## WHAT THIS TASK INVOLVES
Reprint all entries without any alteration.
== Segment start ==
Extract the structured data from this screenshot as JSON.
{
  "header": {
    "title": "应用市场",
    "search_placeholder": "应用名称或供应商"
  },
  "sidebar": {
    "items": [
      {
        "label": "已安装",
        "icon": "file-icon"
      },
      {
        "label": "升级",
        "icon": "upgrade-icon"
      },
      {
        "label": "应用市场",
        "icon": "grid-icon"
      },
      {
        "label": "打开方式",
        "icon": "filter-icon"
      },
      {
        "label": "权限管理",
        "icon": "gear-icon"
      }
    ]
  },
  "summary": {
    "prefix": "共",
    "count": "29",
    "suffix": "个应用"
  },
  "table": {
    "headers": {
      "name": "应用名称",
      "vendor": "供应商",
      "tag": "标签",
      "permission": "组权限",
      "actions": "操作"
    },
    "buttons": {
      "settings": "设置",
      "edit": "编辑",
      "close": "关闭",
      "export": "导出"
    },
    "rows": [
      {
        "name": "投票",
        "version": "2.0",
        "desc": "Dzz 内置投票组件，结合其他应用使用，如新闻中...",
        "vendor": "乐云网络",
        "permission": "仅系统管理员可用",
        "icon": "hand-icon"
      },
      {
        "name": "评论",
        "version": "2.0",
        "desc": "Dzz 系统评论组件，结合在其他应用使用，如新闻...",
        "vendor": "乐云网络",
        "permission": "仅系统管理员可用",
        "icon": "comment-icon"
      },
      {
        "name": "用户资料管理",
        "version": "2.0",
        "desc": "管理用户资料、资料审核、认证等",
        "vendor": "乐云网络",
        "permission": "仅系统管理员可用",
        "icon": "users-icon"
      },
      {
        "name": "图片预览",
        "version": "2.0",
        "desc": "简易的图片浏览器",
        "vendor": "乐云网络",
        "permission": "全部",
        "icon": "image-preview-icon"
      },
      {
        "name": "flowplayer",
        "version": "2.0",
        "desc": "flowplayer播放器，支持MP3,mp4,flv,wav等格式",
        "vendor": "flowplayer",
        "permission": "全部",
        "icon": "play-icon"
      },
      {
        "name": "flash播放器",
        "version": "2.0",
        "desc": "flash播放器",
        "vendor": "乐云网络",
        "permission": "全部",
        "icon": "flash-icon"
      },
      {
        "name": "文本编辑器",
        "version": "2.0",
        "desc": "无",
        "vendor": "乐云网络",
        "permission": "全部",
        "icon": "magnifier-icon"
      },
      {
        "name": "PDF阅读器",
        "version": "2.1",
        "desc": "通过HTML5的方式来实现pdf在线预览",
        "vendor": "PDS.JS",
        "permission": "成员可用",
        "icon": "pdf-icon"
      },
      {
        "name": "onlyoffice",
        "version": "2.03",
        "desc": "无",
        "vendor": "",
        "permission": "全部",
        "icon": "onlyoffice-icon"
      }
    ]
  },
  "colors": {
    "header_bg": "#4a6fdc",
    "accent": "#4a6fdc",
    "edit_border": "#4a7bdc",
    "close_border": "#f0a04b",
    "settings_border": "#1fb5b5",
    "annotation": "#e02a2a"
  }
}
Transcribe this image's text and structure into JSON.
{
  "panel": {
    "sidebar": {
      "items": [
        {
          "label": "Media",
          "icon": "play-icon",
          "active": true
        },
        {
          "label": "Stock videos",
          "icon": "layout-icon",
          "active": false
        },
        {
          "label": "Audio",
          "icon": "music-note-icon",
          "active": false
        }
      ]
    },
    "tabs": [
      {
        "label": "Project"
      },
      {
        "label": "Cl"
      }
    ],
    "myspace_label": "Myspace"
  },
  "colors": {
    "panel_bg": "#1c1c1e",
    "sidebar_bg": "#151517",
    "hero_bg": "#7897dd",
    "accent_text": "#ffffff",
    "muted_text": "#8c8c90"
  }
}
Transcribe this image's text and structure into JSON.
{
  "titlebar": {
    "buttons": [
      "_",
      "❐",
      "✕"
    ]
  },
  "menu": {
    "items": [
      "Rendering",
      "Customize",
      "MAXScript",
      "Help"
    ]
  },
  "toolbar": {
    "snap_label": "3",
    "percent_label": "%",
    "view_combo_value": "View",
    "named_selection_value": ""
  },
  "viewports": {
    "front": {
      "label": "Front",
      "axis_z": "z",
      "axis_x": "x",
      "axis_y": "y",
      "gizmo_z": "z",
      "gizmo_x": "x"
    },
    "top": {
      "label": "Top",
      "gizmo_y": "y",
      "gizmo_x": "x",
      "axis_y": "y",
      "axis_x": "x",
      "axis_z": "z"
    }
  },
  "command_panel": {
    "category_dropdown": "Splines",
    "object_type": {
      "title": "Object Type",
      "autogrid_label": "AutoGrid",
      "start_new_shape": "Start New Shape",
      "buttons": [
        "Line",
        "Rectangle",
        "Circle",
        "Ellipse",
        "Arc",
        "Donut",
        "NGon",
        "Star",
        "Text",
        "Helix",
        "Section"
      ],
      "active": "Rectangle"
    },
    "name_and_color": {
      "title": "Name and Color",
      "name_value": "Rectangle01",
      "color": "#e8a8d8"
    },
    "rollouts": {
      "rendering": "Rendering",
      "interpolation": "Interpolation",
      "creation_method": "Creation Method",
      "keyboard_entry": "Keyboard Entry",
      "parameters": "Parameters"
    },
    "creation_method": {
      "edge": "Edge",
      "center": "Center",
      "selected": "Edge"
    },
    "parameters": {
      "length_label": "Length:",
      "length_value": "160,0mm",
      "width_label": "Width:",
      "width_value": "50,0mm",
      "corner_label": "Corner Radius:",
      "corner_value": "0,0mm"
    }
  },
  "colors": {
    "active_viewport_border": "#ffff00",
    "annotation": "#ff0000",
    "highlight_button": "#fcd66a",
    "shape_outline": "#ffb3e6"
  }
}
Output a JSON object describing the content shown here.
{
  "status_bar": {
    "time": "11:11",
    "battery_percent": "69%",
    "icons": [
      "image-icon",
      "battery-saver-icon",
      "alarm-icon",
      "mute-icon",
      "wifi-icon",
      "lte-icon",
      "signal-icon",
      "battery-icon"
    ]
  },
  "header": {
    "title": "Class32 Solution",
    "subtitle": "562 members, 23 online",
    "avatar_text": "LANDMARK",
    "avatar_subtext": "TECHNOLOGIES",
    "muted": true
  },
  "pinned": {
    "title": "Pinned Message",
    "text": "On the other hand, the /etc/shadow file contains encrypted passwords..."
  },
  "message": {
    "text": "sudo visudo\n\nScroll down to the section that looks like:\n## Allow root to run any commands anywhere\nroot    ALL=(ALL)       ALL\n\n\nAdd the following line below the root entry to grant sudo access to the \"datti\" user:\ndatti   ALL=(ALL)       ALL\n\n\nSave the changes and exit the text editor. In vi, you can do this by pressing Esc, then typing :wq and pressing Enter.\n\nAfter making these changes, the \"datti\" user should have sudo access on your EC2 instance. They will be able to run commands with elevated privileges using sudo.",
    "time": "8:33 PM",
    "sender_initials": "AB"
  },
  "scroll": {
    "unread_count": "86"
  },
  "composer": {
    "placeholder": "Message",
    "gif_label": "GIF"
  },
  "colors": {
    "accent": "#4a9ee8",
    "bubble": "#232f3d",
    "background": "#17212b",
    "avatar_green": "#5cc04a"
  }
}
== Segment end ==
## RESULT OF THE EXERCISE
Extract the structured data from this screenshot as JSON.
{
  "header": {
    "title": "应用市场",
    "search_placeholder": "应用名称或供应商"
  },
  "sidebar": {
    "items": [
      {
        "label": "已安装",
        "icon": "file-icon"
      },
      {
        "label": "升级",
        "icon": "upgrade-icon"
      },
      {
        "label": "应用市场",
        "icon": "grid-icon"
      },
      {
        "label": "打开方式",
        "icon": "filter-icon"
      },
      {
        "label": "权限管理",
        "icon": "gear-icon"
      }
    ]
  },
  "summary": {
    "prefix": "共",
    "count": "29",
    "suffix": "个应用"
  },
  "table": {
    "headers": {
      "name": "应用名称",
      "vendor": "供应商",
      "tag": "标签",
      "permission": "组权限",
      "actions": "操作"
    },
    "buttons": {
      "settings": "设置",
      "edit": "编辑",
      "close": "关闭",
      "export": "导出"
    },
    "rows": [
      {
        "name": "投票",
        "version": "2.0",
        "desc": "Dzz 内置投票组件，结合其他应用使用，如新闻中...",
        "vendor": "乐云网络",
        "permission": "仅系统管理员可用",
        "icon": "hand-icon"
      },
      {
        "name": "评论",
        "version": "2.0",
        "desc": "Dzz 系统评论组件，结合在其他应用使用，如新闻...",
        "vendor": "乐云网络",
        "permission": "仅系统管理员可用",
        "icon": "comment-icon"
      },
      {
        "name": "用户资料管理",
        "version": "2.0",
        "desc": "管理用户资料、资料审核、认证等",
        "vendor": "乐云网络",
        "permission": "仅系统管理员可用",
        "icon": "users-icon"
      },
      {
        "name": "图片预览",
        "version": "2.0",
        "desc": "简易的图片浏览器",
        "vendor": "乐云网络",
        "permission": "全部",
        "icon": "image-preview-icon"
      },
      {
        "name": "flowplayer",
        "version": "2.0",
        "desc": "flowplayer播放器，支持MP3,mp4,flv,wav等格式",
        "vendor": "flowplayer",
        "permission": "全部",
        "icon": "play-icon"
      },
      {
        "name": "flash播放器",
        "version": "2.0",
        "desc": "flash播放器",
        "vendor": "乐云网络",
        "permission": "全部",
        "icon": "flash-icon"
      },
      {
        "name": "文本编辑器",
        "version": "2.0",
        "desc": "无",
        "vendor": "乐云网络",
        "permission": "全部",
        "icon": "magnifier-icon"
      },
      {
        "name": "PDF阅读器",
        "version": "2.1",
        "desc": "通过HTML5的方式来实现pdf在线预览",
        "vendor": "PDS.JS",
        "permission": "成员可用",
        "icon": "pdf-icon"
      },
      {
        "name": "onlyoffice",
        "version": "2.03",
        "desc": "无",
        "vendor": "",
        "permission": "全部",
        "icon": "onlyoffice-icon"
      }
    ]
  },
  "colors": {
    "header_bg": "#4a6fdc",
    "accent": "#4a6fdc",
    "edit_border": "#4a7bdc",
    "close_border": "#f0a04b",
    "settings_border": "#1fb5b5",
    "annotation": "#e02a2a"
  }
}
Transcribe this image's text and structure into JSON.
{
  "panel": {
    "sidebar": {
      "items": [
        {
          "label": "Media",
          "icon": "play-icon",
          "active": true
        },
        {
          "label": "Stock videos",
          "icon": "layout-icon",
          "active": false
        },
        {
          "label": "Audio",
          "icon": "music-note-icon",
          "active": false
        }
      ]
    },
    "tabs": [
      {
        "label": "Project"
      },
      {
        "label": "Cl"
      }
    ],
    "myspace_label": "Myspace"
  },
  "colors": {
    "panel_bg": "#1c1c1e",
    "sidebar_bg": "#151517",
    "hero_bg": "#7897dd",
    "accent_text": "#ffffff",
    "muted_text": "#8c8c90"
  }
}
Transcribe this image's text and structure into JSON.
{
  "titlebar": {
    "buttons": [
      "_",
      "❐",
      "✕"
    ]
  },
  "menu": {
    "items": [
      "Rendering",
      "Customize",
      "MAXScript",
      "Help"
    ]
  },
  "toolbar": {
    "snap_label": "3",
    "percent_label": "%",
    "view_combo_value": "View",
    "named_selection_value": ""
  },
  "viewports": {
    "front": {
      "label": "Front",
      "axis_z": "z",
      "axis_x": "x",
      "axis_y": "y",
      "gizmo_z": "z",
      "gizmo_x": "x"
    },
    "top": {
      "label": "Top",
      "gizmo_y": "y",
      "gizmo_x": "x",
      "axis_y": "y",
      "axis_x": "x",
      "axis_z": "z"
    }
  },
  "command_panel": {
    "category_dropdown": "Splines",
    "object_type": {
      "title": "Object Type",
      "autogrid_label": "AutoGrid",
      "start_new_shape": "Start New Shape",
      "buttons": [
        "Line",
        "Rectangle",
        "Circle",
        "Ellipse",
        "Arc",
        "Donut",
        "NGon",
        "Star",
        "Text",
        "Helix",
        "Section"
      ],
      "active": "Rectangle"
    },
    "name_and_color": {
      "title": "Name and Color",
      "name_value": "Rectangle01",
      "color": "#e8a8d8"
    },
    "rollouts": {
      "rendering": "Rendering",
      "interpolation": "Interpolation",
      "creation_method": "Creation Method",
      "keyboard_entry": "Keyboard Entry",
      "parameters": "Parameters"
    },
    "creation_method": {
      "edge": "Edge",
      "center": "Center",
      "selected": "Edge"
    },
    "parameters": {
      "length_label": "Length:",
      "length_value": "160,0mm",
      "width_label": "Width:",
      "width_value": "50,0mm",
      "corner_label": "Corner Radius:",
      "corner_value": "0,0mm"
    }
  },
  "colors": {
    "active_viewport_border": "#ffff00",
    "annotation": "#ff0000",
    "highlight_button": "#fcd66a",
    "shape_outline": "#ffb3e6"
  }
}
Output a JSON object describing the content shown here.
{
  "status_bar": {
    "time": "11:11",
    "battery_percent": "69%",
    "icons": [
      "image-icon",
      "battery-saver-icon",
      "alarm-icon",
      "mute-icon",
      "wifi-icon",
      "lte-icon",
      "signal-icon",
      "battery-icon"
    ]
  },
  "header": {
    "title": "Class32 Solution",
    "subtitle": "562 members, 23 online",
    "avatar_text": "LANDMARK",
    "avatar_subtext": "TECHNOLOGIES",
    "muted": true
  },
  "pinned": {
    "title": "Pinned Message",
    "text": "On the other hand, the /etc/shadow file contains encrypted passwords..."
  },
  "message": {
    "text": "sudo visudo\n\nScroll down to the section that looks like:\n## Allow root to run any commands anywhere\nroot    ALL=(ALL)       ALL\n\n\nAdd the following line below the root entry to grant sudo access to the \"datti\" user:\ndatti   ALL=(ALL)       ALL\n\n\nSave the changes and exit the text editor. In vi, you can do this by pressing Esc, then typing :wq and pressing Enter.\n\nAfter making these changes, the \"datti\" user should have sudo access on your EC2 instance. They will be able to run commands with elevated privileges using sudo.",
    "time": "8:33 PM",
    "sender_initials": "AB"
  },
  "scroll": {
    "unread_count": "86"
  },
  "composer": {
    "placeholder": "Message",
    "gif_label": "GIF"
  },
  "colors": {
    "accent": "#4a9ee8",
    "bubble": "#232f3d",
    "background": "#17212b",
    "avatar_green": "#5cc04a"
  }
}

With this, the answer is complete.